British to excavate War of the Roses graves
Archaeologists believe they have located burial pits from the 1461 clash, a battle that claimed 28,000 lives, and will begin excavation this summer.
Work is to begin in June, at a site 12 miles south of York between the villages of Saxton and Towton where the battle took place. Experts have identified as many as five different mass burial sites and believe they could yield the remains of several hundred men, according to The Independent.
This week marks the 550th anniversary of the Battle of Towton, an event so bloody that almost 1 percent of the English population was wiped out in a single day.

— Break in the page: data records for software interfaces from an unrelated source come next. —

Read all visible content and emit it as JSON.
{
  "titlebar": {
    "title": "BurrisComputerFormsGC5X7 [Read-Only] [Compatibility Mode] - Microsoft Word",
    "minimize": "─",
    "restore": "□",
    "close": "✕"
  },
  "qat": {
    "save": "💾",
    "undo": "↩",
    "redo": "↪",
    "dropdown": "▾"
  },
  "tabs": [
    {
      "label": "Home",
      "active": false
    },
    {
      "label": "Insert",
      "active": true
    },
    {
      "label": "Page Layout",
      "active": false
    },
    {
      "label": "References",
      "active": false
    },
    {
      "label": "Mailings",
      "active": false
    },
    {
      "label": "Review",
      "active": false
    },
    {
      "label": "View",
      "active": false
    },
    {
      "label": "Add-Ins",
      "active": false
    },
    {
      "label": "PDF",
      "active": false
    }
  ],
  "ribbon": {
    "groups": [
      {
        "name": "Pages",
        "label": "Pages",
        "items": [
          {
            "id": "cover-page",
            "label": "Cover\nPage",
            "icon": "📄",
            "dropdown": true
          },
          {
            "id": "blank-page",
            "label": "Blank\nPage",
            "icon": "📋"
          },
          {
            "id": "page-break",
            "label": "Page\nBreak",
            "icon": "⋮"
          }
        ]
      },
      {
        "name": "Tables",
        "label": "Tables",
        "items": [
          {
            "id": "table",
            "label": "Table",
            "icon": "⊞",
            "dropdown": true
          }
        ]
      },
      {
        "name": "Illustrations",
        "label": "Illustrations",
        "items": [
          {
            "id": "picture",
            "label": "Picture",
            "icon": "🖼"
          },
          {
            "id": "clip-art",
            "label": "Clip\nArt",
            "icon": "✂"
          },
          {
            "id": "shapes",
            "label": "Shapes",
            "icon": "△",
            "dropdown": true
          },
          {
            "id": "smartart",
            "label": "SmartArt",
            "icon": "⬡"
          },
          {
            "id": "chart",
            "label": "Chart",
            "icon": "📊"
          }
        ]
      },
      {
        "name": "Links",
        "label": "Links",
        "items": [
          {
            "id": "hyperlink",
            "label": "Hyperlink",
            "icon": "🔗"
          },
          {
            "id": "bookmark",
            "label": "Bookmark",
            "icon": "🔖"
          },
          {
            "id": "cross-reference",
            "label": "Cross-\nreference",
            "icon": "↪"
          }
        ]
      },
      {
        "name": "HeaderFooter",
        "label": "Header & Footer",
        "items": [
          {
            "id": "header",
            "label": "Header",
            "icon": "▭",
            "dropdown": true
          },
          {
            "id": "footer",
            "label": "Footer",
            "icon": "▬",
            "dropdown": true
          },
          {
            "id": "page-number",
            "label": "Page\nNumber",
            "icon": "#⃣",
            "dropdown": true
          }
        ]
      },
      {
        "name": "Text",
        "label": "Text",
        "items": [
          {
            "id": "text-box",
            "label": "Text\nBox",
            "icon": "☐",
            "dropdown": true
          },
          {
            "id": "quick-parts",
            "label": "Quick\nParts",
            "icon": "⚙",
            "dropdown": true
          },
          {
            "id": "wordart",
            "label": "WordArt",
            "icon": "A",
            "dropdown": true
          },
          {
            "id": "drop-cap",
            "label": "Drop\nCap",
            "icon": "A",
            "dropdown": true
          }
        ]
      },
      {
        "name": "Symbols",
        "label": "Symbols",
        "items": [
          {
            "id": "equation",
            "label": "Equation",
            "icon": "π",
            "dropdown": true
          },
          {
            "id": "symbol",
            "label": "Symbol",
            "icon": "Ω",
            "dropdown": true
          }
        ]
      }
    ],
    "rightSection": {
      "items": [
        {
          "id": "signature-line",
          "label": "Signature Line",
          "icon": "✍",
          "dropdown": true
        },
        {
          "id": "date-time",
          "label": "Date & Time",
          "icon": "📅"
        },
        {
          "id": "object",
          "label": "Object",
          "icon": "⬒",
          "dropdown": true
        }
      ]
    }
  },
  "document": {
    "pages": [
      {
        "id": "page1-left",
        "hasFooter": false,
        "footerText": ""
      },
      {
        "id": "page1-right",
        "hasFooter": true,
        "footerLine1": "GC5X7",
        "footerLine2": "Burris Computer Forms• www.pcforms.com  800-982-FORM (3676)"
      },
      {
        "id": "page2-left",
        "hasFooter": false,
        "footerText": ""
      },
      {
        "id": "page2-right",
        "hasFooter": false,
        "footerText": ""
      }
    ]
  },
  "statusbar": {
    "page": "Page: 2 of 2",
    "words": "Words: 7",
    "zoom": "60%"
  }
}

It is estimated that between 50,000 and 80,000 soldiers took part in the battle between the Houses of York and Lancaster for control of the English throne.
The locations of the graves were discovered by archaeologists using geophysical imagery. Tim Sutherland, a battlefield archaeologist from the University of York, told The Independent that he believes there are between three and five grave pits at the site.
“These are the main mass graves found right in the middle of the battlefield. They are the big ones,” he said. “Every time the field is ploughed we go to this exact spot and as soon as the rains wash the surface clear we start finding fragments of human remains.”
Very few records of the battle survive, which is one reason that so little is known about it. Historians believe this could be due to an early propaganda campaign by the Tudors, who eventually took control of the English crown in 1485, when Henry Tudor (later Henry VII) defeated Richard III at the Bosworth Field.
“The Tudors did a tremendously good propaganda job in making Bosworth the key battle because that was the battle which ended the Wars of the Roses, said George Goodwin, an author and historian who just this month published Fatal Colours: Towton, 1461 – England’s Most Brutal Battle. “They were the winners and they got to write the history books. Because Towton was a Yorkist victory that wasn’t really very useful to them.”
Exact casualty figures are still a matter of conjecture for historians.
“England was in the grip of civil war between the North and South. Towton represented the appalling climax of the disastrous 40-year reign of England’s youngest ever king, the pious and weak Henry VI from the House of Lancaster,” according to The Independent. “Henry was just nine months old when he succeeded his father to the throne.
The houses of Lancaster and York met at Towton on March 29, 1461.
“The Lancastrians, who initially had the upper hand with a larger force and a position on higher ground, retreated when a fierce blizzard turned against them and Yorkist reinforcements arrived,” according to the paper. “No quarter was given and the battle soon turned into a massacre, with bodies piling up by the minute.
“Subsequent studies of some of the remains offer a frightening glimpse of the brutality inflicted on the Lancastrian soldiers,” it adds. “Experts found multiple chops, incisions, punctures and cuts on the facial areas and some evidence that prisoners may have been summarily executed.”
“It was Britain’s most brutal battle because there was absolutely no quarter, and the victorious army had licence to kill anybody,” Goodwin said. “The Yorkists had the blood-lust of victory. Part of the reason it was so atrocious was because a sense of ‘the other’ had crept in, and there was a real hatred of the enemy.”
(Above: The Battle of Towton, Richard Caton Woodville, 1922)